If you know me at all, in real life or via Facebook, you know that I have a long-lasting friendly relationship with wine. It started when I was a teenager in Serbia, where beer and wine are conveniently considered to be more like food items, than alcoholic beverages.
I did not like the taste of wine when Father would pour a few sips into a goblet placed just to the right of my plate, and it took years of perseverance and many long nights for the two of us to get on friendly terms.
Our friendship is still full of mysteries and secrets, as I do not presume that I know much about wine. I know that I thoroughly enjoy its company, that it makes me laugh, and allows me to push aside the ugly of the world for a few hours.
I do not foresee us splitting ways any day soon and I am convinced that we are to spend numerous hours together getting to know each other much better. I am willing to learn, and even make sacrifices, such as braving the 91 eastbound at rush hour on my way to Riverside for the opening of the newest BevMo! store.
I arrived with my knees wobbly and my knuckles white, my head filled with the highway screeches and honks. It would be an understatement to say that I welcomed with a sigh of relief a proffered glass of 2012 Duckhorn Sauvignon Blanc and a saucer of nibbles.
I am always eager to hear new advice on how to pair wine and food, especially when the teacher is Wilfred Wong, the Cellar Master for BevMo! for the last nineteen years. This man has a dream job: he travels all over the world, tastes the wines, rates them, and chooses which ones are going on BevMo! shelves.
So what should you do to be able to taste wine like a pro?

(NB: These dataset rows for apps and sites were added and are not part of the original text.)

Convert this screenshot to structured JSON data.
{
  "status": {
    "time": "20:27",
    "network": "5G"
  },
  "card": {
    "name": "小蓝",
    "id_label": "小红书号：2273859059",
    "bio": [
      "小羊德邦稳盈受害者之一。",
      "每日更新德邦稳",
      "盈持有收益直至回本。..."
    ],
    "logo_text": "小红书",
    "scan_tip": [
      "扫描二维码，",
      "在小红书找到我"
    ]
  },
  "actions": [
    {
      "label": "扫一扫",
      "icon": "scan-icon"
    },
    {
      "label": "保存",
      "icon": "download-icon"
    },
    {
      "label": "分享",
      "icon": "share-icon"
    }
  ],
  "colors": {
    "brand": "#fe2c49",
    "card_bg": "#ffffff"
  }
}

Follow the four Ss:
- SEE the color of the wine; as the white wine ages, the color gets darker and as the red wine ages, the color gets lighter; the color can also give a hint as to what type of grape was used to make the wine; color can help determine how light or heavy the wine will taste or feel – the lighter the color, the lighter the wine should feel in your mouth.
- SWIRL: Coat the side of the glass to help wine open up and release the aromas for the next step.
- SMELL: Sniff three times and come up with three words to describe the wine.
- SIP: You will taste sweet, sour, salty and bitter.
When pairing wines with food think of the elements of the food that will affect the wine. Is the food salty or sweet? Does it have acid or is it fatty? (Use the acid in the wine to either complement the food, or cut through fatty types of food.)
Some of these tips will definitely help you pick the right wine for your next dinner party, but the most important lesson is that you should really imbibe the wines you personally like. Wine drinking and tasting is highly subjective and therefore, there is no right and wrong answer.
And the best way to learn what you like is to taste as many varieties of wine as you can. This made me clap my hands in anticipation, eager to start making new acquaintances.
To make it even more irresistible, BevMo! 5 Cent Wine Sale just started. And in case you have no clue what I am talking about, here is the deal: if you buy one bottle for retail value, you get another one for only a nickel. Or buy one case of wine at the regular price, and the second case is just 60 cents. Here is the chance to experiment and stock up without buyer’s remorse, as there are over 200 different wines offered in this deal.
Wilfred Wong’s Top 10 picks for 5 Cent Wine Sale:
1. Main & Geary Pinot Grigio ’12 (92 points) Suggested Pairing: linguine, clams in a light cream sauce
2. Ray’s Creek Sauvignon Blanc (89 points) Suggested Pairing: raw oysters on the half shell
3. Dolce Vita Prosecco (89 points) Suggested Pairing: tuna sashimi, with sorrel and lemon
4. Beringer Carneros Chardonnay ’12 (92 points) Suggested Pairing: sauteed, pounded chicken breast in a light crème sauce
5. Ray’s Creek Chardonnay (91 points) Suggested Pairing: lightly grilled shrimp, with a white wine reduction sauce
6. Kenwood Jack London Merlot ’10 (92 points) Suggested Pairing: baked pork tenderloin, with savory spices
7. Zolo Gaucho Select Malbec ’11 (91 points) Suggested Pairing: grilled beef or goat, light red wine reduction sauce
8. Donovan-Parke Pinot Noir ’12 (91 PTS) Suggested Pairing: grilled salmon, fresh, savory herbs
9. Unruly Red Table Wine ’11 (92 points) Suggested Pairing: grilled beef or lamb, with a light touch of savory herbs
10. Crooked Path Zinfandel ’11 (93 points) Suggested Pairing: Greek style lamb kebobs, with rosemary and lemon zest
Be sure to check out Wilfred’s Top 10 Picks here each week and stop by your local neighborhood BevMo!, where the local beverage experts can help you make your 5 Cent Wine Sale picks.
I have been compensated to write this post. But everything you read is straight from my heart. Yes, twist my arm and point me to a glorious wine store…